(Element data from apps and pages)

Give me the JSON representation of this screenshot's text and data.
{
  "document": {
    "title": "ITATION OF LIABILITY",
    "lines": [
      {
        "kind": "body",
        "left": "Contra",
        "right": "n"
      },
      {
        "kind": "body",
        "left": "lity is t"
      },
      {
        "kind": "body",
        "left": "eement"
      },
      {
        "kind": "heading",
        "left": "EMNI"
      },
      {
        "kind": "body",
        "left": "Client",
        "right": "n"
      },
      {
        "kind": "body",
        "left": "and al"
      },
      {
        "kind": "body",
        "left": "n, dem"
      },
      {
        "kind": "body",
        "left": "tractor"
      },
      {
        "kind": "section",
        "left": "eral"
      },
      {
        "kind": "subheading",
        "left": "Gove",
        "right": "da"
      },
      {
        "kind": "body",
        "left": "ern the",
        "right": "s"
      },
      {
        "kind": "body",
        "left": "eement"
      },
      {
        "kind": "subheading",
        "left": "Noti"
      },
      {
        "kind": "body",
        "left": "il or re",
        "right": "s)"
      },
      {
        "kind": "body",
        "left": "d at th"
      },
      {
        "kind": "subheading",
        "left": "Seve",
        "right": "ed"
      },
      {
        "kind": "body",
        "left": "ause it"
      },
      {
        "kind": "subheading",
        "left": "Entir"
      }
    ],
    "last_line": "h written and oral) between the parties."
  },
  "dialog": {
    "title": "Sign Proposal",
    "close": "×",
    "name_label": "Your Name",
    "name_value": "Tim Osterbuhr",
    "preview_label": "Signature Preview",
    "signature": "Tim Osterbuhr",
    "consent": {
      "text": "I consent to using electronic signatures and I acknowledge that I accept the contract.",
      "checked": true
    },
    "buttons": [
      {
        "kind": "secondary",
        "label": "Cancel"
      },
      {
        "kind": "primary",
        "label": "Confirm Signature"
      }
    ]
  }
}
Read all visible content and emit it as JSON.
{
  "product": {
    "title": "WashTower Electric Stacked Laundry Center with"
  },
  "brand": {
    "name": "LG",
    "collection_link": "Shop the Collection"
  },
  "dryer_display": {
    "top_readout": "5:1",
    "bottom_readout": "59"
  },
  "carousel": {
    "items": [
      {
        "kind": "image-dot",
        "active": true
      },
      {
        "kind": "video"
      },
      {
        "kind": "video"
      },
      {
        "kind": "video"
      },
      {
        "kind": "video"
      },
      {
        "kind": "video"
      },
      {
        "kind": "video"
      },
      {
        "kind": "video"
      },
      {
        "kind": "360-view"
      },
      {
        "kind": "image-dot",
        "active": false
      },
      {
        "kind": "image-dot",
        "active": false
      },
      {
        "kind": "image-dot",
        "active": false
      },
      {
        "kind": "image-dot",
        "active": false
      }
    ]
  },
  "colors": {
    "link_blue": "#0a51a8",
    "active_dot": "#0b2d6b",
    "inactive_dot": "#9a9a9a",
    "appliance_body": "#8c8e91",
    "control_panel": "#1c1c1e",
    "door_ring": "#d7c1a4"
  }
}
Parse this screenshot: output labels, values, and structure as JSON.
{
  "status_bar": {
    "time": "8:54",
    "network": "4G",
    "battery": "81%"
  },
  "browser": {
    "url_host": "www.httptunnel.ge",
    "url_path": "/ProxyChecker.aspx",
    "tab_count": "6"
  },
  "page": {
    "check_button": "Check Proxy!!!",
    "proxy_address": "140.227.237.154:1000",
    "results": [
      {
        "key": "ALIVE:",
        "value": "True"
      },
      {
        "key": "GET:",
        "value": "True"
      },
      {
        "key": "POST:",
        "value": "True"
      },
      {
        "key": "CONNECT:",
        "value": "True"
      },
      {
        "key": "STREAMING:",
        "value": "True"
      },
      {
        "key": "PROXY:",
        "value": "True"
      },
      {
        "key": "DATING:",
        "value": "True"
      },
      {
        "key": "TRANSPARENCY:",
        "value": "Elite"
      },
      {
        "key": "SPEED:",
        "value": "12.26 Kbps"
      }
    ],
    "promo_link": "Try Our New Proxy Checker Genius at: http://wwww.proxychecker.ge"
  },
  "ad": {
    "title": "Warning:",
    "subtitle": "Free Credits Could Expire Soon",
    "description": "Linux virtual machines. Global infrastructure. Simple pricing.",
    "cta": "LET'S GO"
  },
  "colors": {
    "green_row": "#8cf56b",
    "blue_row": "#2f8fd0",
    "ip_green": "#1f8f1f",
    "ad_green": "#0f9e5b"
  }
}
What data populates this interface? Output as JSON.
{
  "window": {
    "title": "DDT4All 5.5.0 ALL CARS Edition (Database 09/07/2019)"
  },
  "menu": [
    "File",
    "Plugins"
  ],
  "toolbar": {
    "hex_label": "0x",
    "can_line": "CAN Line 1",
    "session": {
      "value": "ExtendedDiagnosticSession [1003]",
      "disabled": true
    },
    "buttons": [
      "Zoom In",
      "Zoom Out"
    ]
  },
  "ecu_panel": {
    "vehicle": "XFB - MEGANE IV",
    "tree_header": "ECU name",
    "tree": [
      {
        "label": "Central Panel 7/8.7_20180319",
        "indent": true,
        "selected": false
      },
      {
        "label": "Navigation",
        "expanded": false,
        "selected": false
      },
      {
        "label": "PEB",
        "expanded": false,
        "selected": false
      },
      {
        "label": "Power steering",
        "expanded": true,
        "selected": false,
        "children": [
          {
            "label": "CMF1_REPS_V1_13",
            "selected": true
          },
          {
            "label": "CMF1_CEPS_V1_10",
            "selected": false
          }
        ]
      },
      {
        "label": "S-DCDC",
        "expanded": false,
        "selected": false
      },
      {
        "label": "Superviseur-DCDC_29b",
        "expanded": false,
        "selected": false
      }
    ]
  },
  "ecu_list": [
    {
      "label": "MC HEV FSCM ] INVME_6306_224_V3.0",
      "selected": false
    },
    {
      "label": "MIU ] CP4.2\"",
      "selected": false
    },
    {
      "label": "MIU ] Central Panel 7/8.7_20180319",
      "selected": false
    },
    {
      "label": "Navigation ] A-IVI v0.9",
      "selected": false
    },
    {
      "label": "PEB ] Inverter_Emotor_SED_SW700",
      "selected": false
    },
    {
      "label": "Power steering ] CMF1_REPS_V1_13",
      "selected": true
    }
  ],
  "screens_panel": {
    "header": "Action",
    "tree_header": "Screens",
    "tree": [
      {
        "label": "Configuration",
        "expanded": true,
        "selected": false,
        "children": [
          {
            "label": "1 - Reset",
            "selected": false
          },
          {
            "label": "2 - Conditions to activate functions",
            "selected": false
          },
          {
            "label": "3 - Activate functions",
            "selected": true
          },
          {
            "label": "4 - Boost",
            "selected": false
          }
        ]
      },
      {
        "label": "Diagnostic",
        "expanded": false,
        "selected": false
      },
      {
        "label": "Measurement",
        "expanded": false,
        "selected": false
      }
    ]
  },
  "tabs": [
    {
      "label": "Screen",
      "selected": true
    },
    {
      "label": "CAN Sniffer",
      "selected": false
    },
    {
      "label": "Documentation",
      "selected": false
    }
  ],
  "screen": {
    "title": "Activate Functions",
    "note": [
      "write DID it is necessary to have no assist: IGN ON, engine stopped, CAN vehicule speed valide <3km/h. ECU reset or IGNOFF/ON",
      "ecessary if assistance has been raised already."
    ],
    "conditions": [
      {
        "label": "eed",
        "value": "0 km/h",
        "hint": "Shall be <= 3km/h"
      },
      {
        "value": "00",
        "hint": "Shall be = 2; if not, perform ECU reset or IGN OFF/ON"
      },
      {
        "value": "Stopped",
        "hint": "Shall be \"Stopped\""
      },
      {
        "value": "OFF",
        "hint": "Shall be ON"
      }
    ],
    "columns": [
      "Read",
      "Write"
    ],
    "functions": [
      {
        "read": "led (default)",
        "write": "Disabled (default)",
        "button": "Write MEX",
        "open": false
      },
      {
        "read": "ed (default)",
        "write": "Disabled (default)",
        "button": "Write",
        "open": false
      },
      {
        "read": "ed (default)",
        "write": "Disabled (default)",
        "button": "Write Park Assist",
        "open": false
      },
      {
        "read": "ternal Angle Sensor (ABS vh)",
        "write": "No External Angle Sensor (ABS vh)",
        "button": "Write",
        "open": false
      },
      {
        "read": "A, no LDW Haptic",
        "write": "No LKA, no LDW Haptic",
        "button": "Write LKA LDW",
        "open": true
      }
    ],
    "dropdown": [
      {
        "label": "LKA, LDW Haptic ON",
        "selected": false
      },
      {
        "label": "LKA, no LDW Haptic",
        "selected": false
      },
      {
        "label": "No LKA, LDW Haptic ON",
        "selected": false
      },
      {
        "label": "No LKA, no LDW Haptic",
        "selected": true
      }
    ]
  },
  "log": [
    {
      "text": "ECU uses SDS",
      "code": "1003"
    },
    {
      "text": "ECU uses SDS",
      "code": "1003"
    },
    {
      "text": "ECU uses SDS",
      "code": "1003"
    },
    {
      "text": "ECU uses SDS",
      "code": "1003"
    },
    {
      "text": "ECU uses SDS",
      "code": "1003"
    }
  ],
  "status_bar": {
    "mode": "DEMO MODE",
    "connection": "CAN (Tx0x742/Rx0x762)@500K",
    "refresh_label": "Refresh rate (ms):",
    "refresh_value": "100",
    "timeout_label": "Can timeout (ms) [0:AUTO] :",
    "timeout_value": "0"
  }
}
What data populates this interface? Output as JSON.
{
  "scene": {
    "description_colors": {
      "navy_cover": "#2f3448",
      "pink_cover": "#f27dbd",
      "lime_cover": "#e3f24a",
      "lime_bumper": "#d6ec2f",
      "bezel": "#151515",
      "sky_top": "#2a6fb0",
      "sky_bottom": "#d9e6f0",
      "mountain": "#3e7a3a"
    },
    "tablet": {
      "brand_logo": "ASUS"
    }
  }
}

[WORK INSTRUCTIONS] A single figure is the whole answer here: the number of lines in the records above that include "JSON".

[TASK OUTPUT] 5